I booked a flight today. To Nicaragua. I leave on Thursday.
Why? Well, I’m about to start teaching at a college. In New York state. Where it’s cold. The last winter I was here I realized the best way to survive was to head south for a spell. In January. And February. And March, too, if possible. (Thus is why I simply moved south the following year and never imagined spending another winter in the northeast. Never say never.)
The semester starts in fifteen days. So if I wanted to get my January thaw in, it was time to act.
Michael and I flirted with the idea of Grand Cayman. But for various reasons abandoned the idea. “For the money we’d spend going there, I could go learn Spanish,” I said, having recently come across a site I’d found last year for a language school. “I’m more a learning-vacation type, anyway,” I said.
I realize I don’t have to go to a country to learn its language. But if you can, why not? And if that country has ninety degree weather right now, well, sign me up.
Why Spanish? Well, I’ve always thought I’d love to speak another language. Fluently. My French and English allow me to communicate with lots of people when I travel. So when considering which language to work on, my first thought was to improve my French.
But then I thought of the jobs I’ve wanted that required Spanish fluency. And Spanish is a darn good language to know if living in the US. Or traveling south of its border. Then there’s the Camino. English and French allowed me to speak with a good number of fellow pilgrims as we walked across northwest Spain, but I was often at a loss when it came to speaking to the innkeepers and other locals.
“Oh, but what about Italian?” I thought next. The language of (some of) my ancestors. Oh, how I love Italy. I’ve hit the major cities, the Cinque Terre, the Amalfi Coast. But if I’m going to continue my genealogy research, I’ll soon be headed to the south of that country where English is not spoken nearly as widely.
So I debated. And debated. And then got stricken with paralysis by analysis.
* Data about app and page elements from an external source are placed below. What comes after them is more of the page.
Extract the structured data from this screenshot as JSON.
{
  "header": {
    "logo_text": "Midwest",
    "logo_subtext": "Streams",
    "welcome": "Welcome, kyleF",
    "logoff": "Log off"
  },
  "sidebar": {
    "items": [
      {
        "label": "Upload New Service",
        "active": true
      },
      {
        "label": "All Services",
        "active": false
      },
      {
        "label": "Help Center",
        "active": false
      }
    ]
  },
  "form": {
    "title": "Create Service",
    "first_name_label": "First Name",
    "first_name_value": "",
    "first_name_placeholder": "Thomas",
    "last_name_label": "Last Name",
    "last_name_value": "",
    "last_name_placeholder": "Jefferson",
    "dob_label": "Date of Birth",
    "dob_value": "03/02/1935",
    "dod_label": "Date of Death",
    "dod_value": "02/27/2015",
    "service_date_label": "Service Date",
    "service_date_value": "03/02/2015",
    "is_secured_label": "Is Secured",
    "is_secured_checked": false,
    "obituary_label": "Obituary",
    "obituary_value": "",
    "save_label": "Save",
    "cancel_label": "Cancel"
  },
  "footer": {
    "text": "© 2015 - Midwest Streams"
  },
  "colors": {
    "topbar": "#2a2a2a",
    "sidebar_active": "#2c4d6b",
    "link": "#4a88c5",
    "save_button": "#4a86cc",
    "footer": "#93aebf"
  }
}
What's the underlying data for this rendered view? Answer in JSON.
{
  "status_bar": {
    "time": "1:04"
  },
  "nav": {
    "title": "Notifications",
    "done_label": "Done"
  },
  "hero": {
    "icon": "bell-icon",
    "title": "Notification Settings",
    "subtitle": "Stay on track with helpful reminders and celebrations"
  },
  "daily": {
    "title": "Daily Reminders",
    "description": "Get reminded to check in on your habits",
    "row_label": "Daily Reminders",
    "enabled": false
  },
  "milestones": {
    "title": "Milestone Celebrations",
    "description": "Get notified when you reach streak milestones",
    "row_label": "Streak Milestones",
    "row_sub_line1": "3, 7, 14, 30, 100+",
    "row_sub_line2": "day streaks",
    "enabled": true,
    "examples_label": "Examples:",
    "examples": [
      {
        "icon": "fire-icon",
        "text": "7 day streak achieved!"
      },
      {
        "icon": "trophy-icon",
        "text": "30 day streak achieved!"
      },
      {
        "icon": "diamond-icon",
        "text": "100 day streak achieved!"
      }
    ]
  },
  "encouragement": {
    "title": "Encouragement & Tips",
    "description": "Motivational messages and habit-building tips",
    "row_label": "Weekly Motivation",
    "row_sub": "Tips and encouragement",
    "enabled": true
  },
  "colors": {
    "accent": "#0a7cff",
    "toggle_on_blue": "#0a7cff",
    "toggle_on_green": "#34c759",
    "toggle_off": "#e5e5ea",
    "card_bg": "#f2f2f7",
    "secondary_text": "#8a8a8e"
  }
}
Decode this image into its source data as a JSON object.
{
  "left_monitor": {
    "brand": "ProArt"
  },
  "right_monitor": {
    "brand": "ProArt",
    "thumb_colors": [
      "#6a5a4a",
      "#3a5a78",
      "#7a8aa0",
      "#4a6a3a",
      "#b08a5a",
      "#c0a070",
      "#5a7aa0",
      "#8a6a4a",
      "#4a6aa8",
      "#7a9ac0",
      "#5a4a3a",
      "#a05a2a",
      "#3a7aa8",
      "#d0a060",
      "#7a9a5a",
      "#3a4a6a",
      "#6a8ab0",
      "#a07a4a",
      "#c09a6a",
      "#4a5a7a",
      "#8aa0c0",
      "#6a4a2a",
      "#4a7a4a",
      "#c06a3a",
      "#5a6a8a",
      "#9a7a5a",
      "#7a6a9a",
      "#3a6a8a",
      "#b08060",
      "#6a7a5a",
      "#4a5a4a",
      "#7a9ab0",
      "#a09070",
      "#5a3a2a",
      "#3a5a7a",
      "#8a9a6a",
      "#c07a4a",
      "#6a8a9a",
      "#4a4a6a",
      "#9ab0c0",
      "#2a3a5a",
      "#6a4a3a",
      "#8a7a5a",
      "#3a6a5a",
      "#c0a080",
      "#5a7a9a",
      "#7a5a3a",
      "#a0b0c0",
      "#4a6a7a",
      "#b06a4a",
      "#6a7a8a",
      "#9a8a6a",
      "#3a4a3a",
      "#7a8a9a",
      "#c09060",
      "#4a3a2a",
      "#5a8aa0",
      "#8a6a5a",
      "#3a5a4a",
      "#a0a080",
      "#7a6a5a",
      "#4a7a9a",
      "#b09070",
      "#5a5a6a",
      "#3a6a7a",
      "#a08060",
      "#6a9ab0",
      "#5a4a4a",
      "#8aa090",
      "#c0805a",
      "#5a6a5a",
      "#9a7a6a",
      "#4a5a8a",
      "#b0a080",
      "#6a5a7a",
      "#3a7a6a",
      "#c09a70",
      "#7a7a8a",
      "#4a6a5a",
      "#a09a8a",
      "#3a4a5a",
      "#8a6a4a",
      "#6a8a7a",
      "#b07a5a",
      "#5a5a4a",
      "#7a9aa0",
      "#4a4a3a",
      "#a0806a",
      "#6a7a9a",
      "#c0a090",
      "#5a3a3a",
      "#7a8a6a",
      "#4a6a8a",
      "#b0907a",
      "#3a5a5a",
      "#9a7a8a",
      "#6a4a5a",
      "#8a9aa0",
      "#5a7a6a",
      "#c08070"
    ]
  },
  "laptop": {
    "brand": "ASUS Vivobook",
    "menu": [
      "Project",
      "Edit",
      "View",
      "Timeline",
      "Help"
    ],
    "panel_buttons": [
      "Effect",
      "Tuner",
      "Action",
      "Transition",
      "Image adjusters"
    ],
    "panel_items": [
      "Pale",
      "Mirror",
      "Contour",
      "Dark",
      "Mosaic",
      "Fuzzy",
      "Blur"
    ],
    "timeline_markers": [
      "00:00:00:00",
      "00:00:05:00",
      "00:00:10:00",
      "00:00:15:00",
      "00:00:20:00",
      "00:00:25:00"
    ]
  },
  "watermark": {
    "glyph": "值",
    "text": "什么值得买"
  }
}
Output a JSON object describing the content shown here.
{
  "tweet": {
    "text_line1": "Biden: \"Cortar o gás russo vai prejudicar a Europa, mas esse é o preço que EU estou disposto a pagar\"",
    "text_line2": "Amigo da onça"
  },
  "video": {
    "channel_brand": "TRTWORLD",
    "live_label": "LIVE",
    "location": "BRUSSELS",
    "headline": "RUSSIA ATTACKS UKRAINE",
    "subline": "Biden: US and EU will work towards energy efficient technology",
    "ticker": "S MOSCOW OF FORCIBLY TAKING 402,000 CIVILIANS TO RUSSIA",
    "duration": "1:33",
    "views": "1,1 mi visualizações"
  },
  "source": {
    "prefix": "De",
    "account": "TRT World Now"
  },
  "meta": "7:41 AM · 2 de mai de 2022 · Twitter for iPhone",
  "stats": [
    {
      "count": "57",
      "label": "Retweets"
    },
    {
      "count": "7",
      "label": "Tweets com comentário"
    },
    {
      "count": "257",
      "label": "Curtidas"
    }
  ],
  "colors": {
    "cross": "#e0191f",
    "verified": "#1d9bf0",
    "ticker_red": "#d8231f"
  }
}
Until I rediscovered Benny, the Irish Polyglot. A polyglot, I learned, is someone who speaks many languages. Benny went from being the guy who couldn’t speak a word of Spanish (after living in Spain for six months) to being able to pick up enough of any language to be conversational–in a few hours.
His advice for how to choose which language to learn was this: pick the one you want to be able to use next. For me, that’s Spanish. Most every trip I’ve taken abroad is to Europe. And if I had to guess where I’d go the next time I’m over there, I’d bet money I’d be back on the Camino.
Yes, I realize Latin American Spanish is different from Spain Spanish, but my goal at this point is just to be able to converse and be understood. And I’m pretty sure knowing any Spanish is better than none.
So I’m off. In 72 hours I’ll be living with a Nicaraguan family with whom I can barely communicate. I’ll take a few hours worth of Spanish lessons each day. And hopefully, by the time I say good-bye to my hosts, we’ll have had some great conversations. Wish me luck.